═════ Records supplied ═════

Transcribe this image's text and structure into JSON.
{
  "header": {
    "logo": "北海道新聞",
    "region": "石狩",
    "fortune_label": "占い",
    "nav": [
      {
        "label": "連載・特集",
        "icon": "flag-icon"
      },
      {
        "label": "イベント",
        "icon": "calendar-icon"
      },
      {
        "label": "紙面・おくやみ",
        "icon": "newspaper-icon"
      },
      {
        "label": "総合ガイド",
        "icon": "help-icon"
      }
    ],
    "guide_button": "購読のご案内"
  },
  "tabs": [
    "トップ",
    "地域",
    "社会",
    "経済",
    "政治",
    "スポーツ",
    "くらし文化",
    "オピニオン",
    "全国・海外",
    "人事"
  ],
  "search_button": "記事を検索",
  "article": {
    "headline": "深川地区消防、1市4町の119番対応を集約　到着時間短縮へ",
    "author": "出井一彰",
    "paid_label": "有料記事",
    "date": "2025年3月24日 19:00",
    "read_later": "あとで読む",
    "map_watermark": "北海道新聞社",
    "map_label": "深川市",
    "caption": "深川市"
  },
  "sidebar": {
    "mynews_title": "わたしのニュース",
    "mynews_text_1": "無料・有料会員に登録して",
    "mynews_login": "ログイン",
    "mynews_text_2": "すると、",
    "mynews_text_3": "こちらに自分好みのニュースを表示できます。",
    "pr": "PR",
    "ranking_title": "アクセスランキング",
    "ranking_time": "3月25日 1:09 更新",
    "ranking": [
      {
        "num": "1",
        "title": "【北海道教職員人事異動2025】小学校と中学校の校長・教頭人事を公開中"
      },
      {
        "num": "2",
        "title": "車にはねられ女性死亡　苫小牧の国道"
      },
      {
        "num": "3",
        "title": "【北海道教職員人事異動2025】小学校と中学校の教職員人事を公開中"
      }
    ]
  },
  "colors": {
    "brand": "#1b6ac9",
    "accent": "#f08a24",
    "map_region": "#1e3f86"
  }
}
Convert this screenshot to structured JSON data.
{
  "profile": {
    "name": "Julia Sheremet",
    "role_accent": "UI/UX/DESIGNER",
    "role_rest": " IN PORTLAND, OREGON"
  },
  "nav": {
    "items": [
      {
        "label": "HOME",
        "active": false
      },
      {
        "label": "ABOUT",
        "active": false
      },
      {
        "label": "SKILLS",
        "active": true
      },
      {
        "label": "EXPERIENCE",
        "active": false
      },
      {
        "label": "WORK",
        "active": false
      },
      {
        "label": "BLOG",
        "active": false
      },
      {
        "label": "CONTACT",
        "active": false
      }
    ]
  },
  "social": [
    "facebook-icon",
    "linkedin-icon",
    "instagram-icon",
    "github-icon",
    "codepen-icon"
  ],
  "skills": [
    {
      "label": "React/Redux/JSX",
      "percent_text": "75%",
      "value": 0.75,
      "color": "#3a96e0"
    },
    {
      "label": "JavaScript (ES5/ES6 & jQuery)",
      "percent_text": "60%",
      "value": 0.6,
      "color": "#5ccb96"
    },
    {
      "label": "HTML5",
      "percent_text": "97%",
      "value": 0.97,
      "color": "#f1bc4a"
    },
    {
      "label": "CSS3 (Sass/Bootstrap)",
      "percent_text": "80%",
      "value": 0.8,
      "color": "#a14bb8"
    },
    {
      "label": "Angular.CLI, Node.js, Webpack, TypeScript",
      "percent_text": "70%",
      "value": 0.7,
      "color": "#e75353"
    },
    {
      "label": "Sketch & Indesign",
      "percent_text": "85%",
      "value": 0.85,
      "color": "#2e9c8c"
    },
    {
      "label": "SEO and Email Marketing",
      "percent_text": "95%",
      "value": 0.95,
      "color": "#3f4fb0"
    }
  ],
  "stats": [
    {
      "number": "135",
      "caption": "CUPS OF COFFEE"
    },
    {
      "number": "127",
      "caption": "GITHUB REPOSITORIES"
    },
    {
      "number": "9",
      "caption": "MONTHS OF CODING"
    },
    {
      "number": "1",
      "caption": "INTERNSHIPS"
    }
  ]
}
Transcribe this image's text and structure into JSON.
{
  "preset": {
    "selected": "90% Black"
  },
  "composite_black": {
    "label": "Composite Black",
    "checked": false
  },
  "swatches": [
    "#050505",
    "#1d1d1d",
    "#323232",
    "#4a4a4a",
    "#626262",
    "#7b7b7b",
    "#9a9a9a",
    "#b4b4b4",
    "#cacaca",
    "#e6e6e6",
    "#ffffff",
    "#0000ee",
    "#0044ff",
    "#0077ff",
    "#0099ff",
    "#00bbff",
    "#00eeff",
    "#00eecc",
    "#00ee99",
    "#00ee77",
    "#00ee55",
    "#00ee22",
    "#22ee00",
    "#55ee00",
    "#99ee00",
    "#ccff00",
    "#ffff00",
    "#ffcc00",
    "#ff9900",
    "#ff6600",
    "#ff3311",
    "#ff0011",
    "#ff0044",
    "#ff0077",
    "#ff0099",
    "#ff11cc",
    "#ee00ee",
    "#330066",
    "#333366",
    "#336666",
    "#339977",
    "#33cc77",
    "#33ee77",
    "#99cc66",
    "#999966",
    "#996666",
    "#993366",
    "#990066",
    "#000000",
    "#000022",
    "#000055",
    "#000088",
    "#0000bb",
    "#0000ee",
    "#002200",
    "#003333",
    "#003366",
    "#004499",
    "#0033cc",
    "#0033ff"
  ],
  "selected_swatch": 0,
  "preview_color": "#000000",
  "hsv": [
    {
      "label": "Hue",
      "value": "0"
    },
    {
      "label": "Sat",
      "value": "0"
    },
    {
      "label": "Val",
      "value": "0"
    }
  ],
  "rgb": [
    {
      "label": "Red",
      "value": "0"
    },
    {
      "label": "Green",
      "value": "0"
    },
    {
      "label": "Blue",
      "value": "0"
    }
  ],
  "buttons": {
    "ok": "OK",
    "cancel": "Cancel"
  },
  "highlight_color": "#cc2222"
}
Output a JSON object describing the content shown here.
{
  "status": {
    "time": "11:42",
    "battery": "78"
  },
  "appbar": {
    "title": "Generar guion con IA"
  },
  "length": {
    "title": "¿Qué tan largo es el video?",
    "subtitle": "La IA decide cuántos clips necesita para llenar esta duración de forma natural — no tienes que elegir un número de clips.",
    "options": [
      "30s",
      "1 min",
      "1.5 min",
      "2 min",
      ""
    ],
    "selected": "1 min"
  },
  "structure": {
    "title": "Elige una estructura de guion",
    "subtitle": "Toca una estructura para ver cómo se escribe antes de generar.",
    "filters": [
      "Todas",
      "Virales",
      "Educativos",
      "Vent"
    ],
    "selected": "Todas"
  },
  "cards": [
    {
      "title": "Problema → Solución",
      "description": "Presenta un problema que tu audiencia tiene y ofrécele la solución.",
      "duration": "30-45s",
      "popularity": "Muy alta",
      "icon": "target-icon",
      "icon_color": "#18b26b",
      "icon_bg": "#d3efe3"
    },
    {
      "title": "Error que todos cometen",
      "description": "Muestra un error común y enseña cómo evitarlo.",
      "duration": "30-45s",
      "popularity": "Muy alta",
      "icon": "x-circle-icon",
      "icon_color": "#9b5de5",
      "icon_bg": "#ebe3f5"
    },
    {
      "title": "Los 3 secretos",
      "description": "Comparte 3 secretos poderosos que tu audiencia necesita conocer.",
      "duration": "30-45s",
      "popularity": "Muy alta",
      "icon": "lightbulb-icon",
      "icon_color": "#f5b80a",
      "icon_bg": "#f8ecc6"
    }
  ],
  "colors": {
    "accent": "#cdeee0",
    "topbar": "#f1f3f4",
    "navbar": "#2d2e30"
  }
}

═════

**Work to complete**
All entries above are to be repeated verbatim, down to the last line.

**Result**
Transcribe this image's text and structure into JSON.
{
  "header": {
    "logo": "北海道新聞",
    "region": "石狩",
    "fortune_label": "占い",
    "nav": [
      {
        "label": "連載・特集",
        "icon": "flag-icon"
      },
      {
        "label": "イベント",
        "icon": "calendar-icon"
      },
      {
        "label": "紙面・おくやみ",
        "icon": "newspaper-icon"
      },
      {
        "label": "総合ガイド",
        "icon": "help-icon"
      }
    ],
    "guide_button": "購読のご案内"
  },
  "tabs": [
    "トップ",
    "地域",
    "社会",
    "経済",
    "政治",
    "スポーツ",
    "くらし文化",
    "オピニオン",
    "全国・海外",
    "人事"
  ],
  "search_button": "記事を検索",
  "article": {
    "headline": "深川地区消防、1市4町の119番対応を集約　到着時間短縮へ",
    "author": "出井一彰",
    "paid_label": "有料記事",
    "date": "2025年3月24日 19:00",
    "read_later": "あとで読む",
    "map_watermark": "北海道新聞社",
    "map_label": "深川市",
    "caption": "深川市"
  },
  "sidebar": {
    "mynews_title": "わたしのニュース",
    "mynews_text_1": "無料・有料会員に登録して",
    "mynews_login": "ログイン",
    "mynews_text_2": "すると、",
    "mynews_text_3": "こちらに自分好みのニュースを表示できます。",
    "pr": "PR",
    "ranking_title": "アクセスランキング",
    "ranking_time": "3月25日 1:09 更新",
    "ranking": [
      {
        "num": "1",
        "title": "【北海道教職員人事異動2025】小学校と中学校の校長・教頭人事を公開中"
      },
      {
        "num": "2",
        "title": "車にはねられ女性死亡　苫小牧の国道"
      },
      {
        "num": "3",
        "title": "【北海道教職員人事異動2025】小学校と中学校の教職員人事を公開中"
      }
    ]
  },
  "colors": {
    "brand": "#1b6ac9",
    "accent": "#f08a24",
    "map_region": "#1e3f86"
  }
}
Convert this screenshot to structured JSON data.
{
  "profile": {
    "name": "Julia Sheremet",
    "role_accent": "UI/UX/DESIGNER",
    "role_rest": " IN PORTLAND, OREGON"
  },
  "nav": {
    "items": [
      {
        "label": "HOME",
        "active": false
      },
      {
        "label": "ABOUT",
        "active": false
      },
      {
        "label": "SKILLS",
        "active": true
      },
      {
        "label": "EXPERIENCE",
        "active": false
      },
      {
        "label": "WORK",
        "active": false
      },
      {
        "label": "BLOG",
        "active": false
      },
      {
        "label": "CONTACT",
        "active": false
      }
    ]
  },
  "social": [
    "facebook-icon",
    "linkedin-icon",
    "instagram-icon",
    "github-icon",
    "codepen-icon"
  ],
  "skills": [
    {
      "label": "React/Redux/JSX",
      "percent_text": "75%",
      "value": 0.75,
      "color": "#3a96e0"
    },
    {
      "label": "JavaScript (ES5/ES6 & jQuery)",
      "percent_text": "60%",
      "value": 0.6,
      "color": "#5ccb96"
    },
    {
      "label": "HTML5",
      "percent_text": "97%",
      "value": 0.97,
      "color": "#f1bc4a"
    },
    {
      "label": "CSS3 (Sass/Bootstrap)",
      "percent_text": "80%",
      "value": 0.8,
      "color": "#a14bb8"
    },
    {
      "label": "Angular.CLI, Node.js, Webpack, TypeScript",
      "percent_text": "70%",
      "value": 0.7,
      "color": "#e75353"
    },
    {
      "label": "Sketch & Indesign",
      "percent_text": "85%",
      "value": 0.85,
      "color": "#2e9c8c"
    },
    {
      "label": "SEO and Email Marketing",
      "percent_text": "95%",
      "value": 0.95,
      "color": "#3f4fb0"
    }
  ],
  "stats": [
    {
      "number": "135",
      "caption": "CUPS OF COFFEE"
    },
    {
      "number": "127",
      "caption": "GITHUB REPOSITORIES"
    },
    {
      "number": "9",
      "caption": "MONTHS OF CODING"
    },
    {
      "number": "1",
      "caption": "INTERNSHIPS"
    }
  ]
}
Transcribe this image's text and structure into JSON.
{
  "preset": {
    "selected": "90% Black"
  },
  "composite_black": {
    "label": "Composite Black",
    "checked": false
  },
  "swatches": [
    "#050505",
    "#1d1d1d",
    "#323232",
    "#4a4a4a",
    "#626262",
    "#7b7b7b",
    "#9a9a9a",
    "#b4b4b4",
    "#cacaca",
    "#e6e6e6",
    "#ffffff",
    "#0000ee",
    "#0044ff",
    "#0077ff",
    "#0099ff",
    "#00bbff",
    "#00eeff",
    "#00eecc",
    "#00ee99",
    "#00ee77",
    "#00ee55",
    "#00ee22",
    "#22ee00",
    "#55ee00",
    "#99ee00",
    "#ccff00",
    "#ffff00",
    "#ffcc00",
    "#ff9900",
    "#ff6600",
    "#ff3311",
    "#ff0011",
    "#ff0044",
    "#ff0077",
    "#ff0099",
    "#ff11cc",
    "#ee00ee",
    "#330066",
    "#333366",
    "#336666",
    "#339977",
    "#33cc77",
    "#33ee77",
    "#99cc66",
    "#999966",
    "#996666",
    "#993366",
    "#990066",
    "#000000",
    "#000022",
    "#000055",
    "#000088",
    "#0000bb",
    "#0000ee",
    "#002200",
    "#003333",
    "#003366",
    "#004499",
    "#0033cc",
    "#0033ff"
  ],
  "selected_swatch": 0,
  "preview_color": "#000000",
  "hsv": [
    {
      "label": "Hue",
      "value": "0"
    },
    {
      "label": "Sat",
      "value": "0"
    },
    {
      "label": "Val",
      "value": "0"
    }
  ],
  "rgb": [
    {
      "label": "Red",
      "value": "0"
    },
    {
      "label": "Green",
      "value": "0"
    },
    {
      "label": "Blue",
      "value": "0"
    }
  ],
  "buttons": {
    "ok": "OK",
    "cancel": "Cancel"
  },
  "highlight_color": "#cc2222"
}
Output a JSON object describing the content shown here.
{
  "status": {
    "time": "11:42",
    "battery": "78"
  },
  "appbar": {
    "title": "Generar guion con IA"
  },
  "length": {
    "title": "¿Qué tan largo es el video?",
    "subtitle": "La IA decide cuántos clips necesita para llenar esta duración de forma natural — no tienes que elegir un número de clips.",
    "options": [
      "30s",
      "1 min",
      "1.5 min",
      "2 min",
      ""
    ],
    "selected": "1 min"
  },
  "structure": {
    "title": "Elige una estructura de guion",
    "subtitle": "Toca una estructura para ver cómo se escribe antes de generar.",
    "filters": [
      "Todas",
      "Virales",
      "Educativos",
      "Vent"
    ],
    "selected": "Todas"
  },
  "cards": [
    {
      "title": "Problema → Solución",
      "description": "Presenta un problema que tu audiencia tiene y ofrécele la solución.",
      "duration": "30-45s",
      "popularity": "Muy alta",
      "icon": "target-icon",
      "icon_color": "#18b26b",
      "icon_bg": "#d3efe3"
    },
    {
      "title": "Error que todos cometen",
      "description": "Muestra un error común y enseña cómo evitarlo.",
      "duration": "30-45s",
      "popularity": "Muy alta",
      "icon": "x-circle-icon",
      "icon_color": "#9b5de5",
      "icon_bg": "#ebe3f5"
    },
    {
      "title": "Los 3 secretos",
      "description": "Comparte 3 secretos poderosos que tu audiencia necesita conocer.",
      "duration": "30-45s",
      "popularity": "Muy alta",
      "icon": "lightbulb-icon",
      "icon_color": "#f5b80a",
      "icon_bg": "#f8ecc6"
    }
  ],
  "colors": {
    "accent": "#cdeee0",
    "topbar": "#f1f3f4",
    "navbar": "#2d2e30"
  }
}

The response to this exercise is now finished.